positive thinking
Zita Tulyahikayo

Imagine that the sun is shining, the air outside is a nice comfortable temperature. You venture out of the office and take a walk to the local patisserie. As you are waiting in line you see a colleague who normally makes you feel a bit intimidated, but because the sun is shining and you are feeling more bold and optimistic than normal, you proffer a smile. A hello is returned, some light-hearted chit chat about the weather takes place, and you return to the office with a tasty treat and a new perspective about the person: a positive one. Your colleague does likewise.

A week later you are called in for a meeting with your colleague who now wants to bring you in on a case with a new client. This is a small yet powerful example of a change in state to the positive that expands your social skills in a way that leads to success for you. If we call this coincidence then we deprive ourselves of ownership and accountability.

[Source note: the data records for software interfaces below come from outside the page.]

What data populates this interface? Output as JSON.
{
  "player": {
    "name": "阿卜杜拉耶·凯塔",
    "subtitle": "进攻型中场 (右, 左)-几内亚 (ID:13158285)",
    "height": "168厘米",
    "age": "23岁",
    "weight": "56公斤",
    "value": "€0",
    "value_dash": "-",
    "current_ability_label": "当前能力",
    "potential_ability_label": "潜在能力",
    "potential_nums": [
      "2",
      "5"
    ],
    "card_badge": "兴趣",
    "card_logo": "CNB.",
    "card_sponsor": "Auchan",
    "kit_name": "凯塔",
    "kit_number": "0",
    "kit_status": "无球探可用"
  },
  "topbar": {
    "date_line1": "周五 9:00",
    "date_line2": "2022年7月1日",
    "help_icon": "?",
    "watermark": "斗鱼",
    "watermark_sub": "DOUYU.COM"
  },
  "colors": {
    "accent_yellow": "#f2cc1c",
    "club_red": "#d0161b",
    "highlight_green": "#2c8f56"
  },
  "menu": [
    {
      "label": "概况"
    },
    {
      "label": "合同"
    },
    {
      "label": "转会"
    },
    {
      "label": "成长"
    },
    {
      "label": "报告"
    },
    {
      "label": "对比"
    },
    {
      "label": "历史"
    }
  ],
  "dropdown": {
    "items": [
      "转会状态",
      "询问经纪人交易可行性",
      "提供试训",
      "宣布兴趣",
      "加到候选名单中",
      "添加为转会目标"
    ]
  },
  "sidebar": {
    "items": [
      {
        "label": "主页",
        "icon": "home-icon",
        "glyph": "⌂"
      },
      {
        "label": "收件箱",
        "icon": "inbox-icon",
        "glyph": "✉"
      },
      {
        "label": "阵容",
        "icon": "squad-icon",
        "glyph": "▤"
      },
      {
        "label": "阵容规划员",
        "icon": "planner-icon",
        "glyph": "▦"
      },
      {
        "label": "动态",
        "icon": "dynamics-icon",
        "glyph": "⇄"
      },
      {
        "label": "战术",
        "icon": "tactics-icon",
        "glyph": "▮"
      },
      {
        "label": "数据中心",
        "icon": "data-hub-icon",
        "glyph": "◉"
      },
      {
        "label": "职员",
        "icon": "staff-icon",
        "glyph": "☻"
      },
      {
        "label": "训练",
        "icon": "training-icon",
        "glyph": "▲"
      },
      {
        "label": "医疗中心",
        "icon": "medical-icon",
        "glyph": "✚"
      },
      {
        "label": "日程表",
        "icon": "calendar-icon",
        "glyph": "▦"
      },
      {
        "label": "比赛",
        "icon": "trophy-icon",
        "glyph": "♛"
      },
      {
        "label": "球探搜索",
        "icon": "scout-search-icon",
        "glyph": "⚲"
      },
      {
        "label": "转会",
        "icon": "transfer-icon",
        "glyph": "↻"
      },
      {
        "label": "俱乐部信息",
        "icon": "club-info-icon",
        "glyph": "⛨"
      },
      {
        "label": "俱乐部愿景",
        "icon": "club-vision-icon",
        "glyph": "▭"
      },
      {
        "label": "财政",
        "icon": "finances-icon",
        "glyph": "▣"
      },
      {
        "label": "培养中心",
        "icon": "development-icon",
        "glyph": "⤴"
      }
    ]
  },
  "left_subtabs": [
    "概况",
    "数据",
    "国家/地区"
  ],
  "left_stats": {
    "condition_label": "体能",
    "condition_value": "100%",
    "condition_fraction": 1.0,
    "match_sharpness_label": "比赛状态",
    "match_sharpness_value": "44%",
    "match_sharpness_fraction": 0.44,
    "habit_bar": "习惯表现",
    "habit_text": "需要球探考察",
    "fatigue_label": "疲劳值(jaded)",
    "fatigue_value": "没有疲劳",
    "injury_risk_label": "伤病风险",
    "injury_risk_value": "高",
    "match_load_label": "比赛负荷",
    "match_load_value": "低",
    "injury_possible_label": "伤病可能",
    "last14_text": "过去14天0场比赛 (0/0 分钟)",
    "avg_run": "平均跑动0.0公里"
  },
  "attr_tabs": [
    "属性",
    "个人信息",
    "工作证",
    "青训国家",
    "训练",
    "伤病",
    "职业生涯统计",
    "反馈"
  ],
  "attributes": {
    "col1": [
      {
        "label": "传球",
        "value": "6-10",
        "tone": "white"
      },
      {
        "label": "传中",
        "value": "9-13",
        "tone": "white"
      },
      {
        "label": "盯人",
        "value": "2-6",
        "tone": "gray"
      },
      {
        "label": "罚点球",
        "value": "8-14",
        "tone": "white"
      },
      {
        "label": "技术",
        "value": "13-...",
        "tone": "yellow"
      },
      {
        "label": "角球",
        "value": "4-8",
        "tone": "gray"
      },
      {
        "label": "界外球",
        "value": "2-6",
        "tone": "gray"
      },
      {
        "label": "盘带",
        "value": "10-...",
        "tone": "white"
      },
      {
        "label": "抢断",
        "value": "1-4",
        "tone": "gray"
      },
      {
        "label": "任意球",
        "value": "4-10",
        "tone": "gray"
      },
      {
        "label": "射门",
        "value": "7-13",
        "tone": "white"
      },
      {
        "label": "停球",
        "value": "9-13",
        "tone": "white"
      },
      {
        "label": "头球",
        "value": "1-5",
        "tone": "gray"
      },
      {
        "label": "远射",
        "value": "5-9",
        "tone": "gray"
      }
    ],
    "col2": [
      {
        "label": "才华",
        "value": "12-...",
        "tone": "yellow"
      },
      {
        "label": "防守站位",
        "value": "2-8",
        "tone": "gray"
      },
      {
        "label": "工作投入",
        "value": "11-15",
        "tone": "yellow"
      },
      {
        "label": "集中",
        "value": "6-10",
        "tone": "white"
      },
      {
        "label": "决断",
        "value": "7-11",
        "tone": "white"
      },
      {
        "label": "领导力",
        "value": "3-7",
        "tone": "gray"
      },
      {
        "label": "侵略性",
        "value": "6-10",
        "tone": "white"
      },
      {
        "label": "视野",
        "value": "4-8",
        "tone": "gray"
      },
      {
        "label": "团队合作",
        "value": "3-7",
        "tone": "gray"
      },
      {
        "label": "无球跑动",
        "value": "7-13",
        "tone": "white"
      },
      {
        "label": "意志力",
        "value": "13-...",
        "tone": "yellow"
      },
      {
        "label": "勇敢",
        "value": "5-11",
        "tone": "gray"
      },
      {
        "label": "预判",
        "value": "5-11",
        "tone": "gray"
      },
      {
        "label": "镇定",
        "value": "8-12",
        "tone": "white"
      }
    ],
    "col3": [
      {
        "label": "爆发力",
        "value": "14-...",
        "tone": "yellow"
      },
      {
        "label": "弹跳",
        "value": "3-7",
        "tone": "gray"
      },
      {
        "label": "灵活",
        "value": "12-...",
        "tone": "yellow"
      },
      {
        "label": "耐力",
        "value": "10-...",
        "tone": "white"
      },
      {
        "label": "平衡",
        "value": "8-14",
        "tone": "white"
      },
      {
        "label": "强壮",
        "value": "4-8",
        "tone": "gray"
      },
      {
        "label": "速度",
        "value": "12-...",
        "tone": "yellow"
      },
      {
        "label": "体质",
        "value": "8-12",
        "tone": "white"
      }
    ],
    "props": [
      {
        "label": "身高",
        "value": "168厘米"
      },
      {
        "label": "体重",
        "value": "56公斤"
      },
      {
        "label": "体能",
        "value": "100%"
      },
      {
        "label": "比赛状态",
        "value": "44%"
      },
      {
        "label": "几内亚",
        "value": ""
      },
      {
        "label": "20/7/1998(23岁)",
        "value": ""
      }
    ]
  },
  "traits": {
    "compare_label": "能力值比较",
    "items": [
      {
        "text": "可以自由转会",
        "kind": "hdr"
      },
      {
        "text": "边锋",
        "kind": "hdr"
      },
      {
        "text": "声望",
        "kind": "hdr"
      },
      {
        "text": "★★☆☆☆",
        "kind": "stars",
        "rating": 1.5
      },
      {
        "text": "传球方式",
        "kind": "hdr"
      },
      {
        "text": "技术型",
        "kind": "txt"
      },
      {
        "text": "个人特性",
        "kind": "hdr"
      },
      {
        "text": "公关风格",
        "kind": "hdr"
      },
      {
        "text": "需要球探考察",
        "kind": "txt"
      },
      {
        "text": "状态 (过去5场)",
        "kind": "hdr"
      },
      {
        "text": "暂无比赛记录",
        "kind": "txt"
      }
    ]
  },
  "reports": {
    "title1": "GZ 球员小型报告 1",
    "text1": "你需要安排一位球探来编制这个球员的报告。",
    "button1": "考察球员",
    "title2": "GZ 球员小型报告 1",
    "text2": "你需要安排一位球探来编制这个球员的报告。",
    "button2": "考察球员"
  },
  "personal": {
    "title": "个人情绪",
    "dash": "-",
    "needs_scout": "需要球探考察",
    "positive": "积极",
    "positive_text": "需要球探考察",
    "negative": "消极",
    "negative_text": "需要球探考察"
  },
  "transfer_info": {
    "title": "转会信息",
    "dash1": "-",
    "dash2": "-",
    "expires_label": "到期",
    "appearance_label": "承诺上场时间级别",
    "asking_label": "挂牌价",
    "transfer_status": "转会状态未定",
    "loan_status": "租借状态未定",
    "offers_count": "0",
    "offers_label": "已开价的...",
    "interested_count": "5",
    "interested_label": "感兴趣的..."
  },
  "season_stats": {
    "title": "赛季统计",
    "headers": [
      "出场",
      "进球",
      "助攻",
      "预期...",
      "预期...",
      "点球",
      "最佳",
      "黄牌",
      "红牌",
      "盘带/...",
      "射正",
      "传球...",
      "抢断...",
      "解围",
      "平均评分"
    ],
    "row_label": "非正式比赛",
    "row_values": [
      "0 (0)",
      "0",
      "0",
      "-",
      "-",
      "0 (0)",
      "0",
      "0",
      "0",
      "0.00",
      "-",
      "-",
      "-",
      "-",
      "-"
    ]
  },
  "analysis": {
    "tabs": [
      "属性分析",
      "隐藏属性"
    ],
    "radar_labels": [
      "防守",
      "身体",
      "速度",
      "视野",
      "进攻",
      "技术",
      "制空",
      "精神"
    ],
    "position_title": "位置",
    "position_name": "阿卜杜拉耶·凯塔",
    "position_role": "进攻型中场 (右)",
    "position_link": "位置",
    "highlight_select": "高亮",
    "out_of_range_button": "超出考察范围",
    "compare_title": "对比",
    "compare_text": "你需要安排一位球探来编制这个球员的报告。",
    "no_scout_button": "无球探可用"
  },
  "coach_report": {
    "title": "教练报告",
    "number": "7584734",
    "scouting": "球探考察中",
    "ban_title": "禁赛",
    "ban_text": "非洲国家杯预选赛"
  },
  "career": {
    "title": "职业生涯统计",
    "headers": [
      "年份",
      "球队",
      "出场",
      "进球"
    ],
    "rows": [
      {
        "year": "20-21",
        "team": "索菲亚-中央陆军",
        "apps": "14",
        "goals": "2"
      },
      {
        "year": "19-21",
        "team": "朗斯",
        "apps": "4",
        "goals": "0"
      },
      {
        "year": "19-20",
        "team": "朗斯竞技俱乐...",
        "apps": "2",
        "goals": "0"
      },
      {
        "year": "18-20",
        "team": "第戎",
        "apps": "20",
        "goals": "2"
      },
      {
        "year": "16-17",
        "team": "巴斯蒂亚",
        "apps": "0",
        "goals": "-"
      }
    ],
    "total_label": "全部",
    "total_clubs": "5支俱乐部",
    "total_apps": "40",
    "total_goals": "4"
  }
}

How to harness positive thinking

Given the tremendous benefits of positive thinking to our experience and performance, how can we harness positive thinking to benefit our daily lives at work?

Community. The most obvious source for inducing a positive state is our relationships with others; the greatest need of all humans is to belong. When we have a sense of belonging we truly flourish as positive emotive experiences with others provide a sense of support and belonging, which is vital to our sense of feeling safe. Safety assures our survival.

Writing. Writing or just making note of the positive things we see or experience each day, works as a feedback loop to our sense of wellbeing, mood enhancement and overall sense of wellness through the reminder that life is essentially good.

Play. Make time to play. You schedule your meetings, conference calls and other responsibilities; it makes sense to schedule time to play. When was the last time you blocked out an hour in your calendar to explore, experiment, allow your thoughts to survey the bigger picture? When was the last time you set aside time to just have fun? Do you really believe that your conference call with a client is more important than your happiness?

Happiness and success are two sides of the same coin

There is no doubt that happiness is the result of achievement. Winning a case, getting a promotion, meeting the love of your life. These things we know will bring us a great sense of joy and contentment. Yet we tend to assume that happiness always follows success. It is very common for people to put off experiencing happiness until after they have achieved some random goal months ahead. What we know from how negative and positive thinking influence our behaviour, it is the positive thoughts are essential to develop the skills that lead us to success. In a nutshell, happiness is the required first step to achieving success.

The challenge for some people may be to find ways to build happiness and positive emotions into your life. There are no limits to what has the potential to create that state in you, it can be anything that provides more than just a momentary decrease in stress levels and a few smiles. It is when the mind has significant periods of time to roam free and the emotions are positively directed that we acquire the ability to see how our past experiences can support our future outcomes, and the impossible becomes possible in ways only our imagination can conceive. That is the life enhancing contrast to the narrow focus of the fearful, stressed, negative thinking mind.

Seek joy, play often, go on adventures, broaden your horizons and let your brain do what it does best. There is a compounding effect an ‘upward spiral’ that occurs with happy people. They are happy so they develop new skills, those skills lead to new success, which results in more happiness, and so the process repeats itself.

The authors welcome feedback from anyone concerned with the issues raised in their writing, and are also interested in hearing from anyone with suggestions for future articles. You can reach them at zita@lifetherapywithzita.com and on Twitter @LifeTherapyZita and at james.pereiraQC@ftbchambers.co.uk and on Twitter @JamesPereiraQC.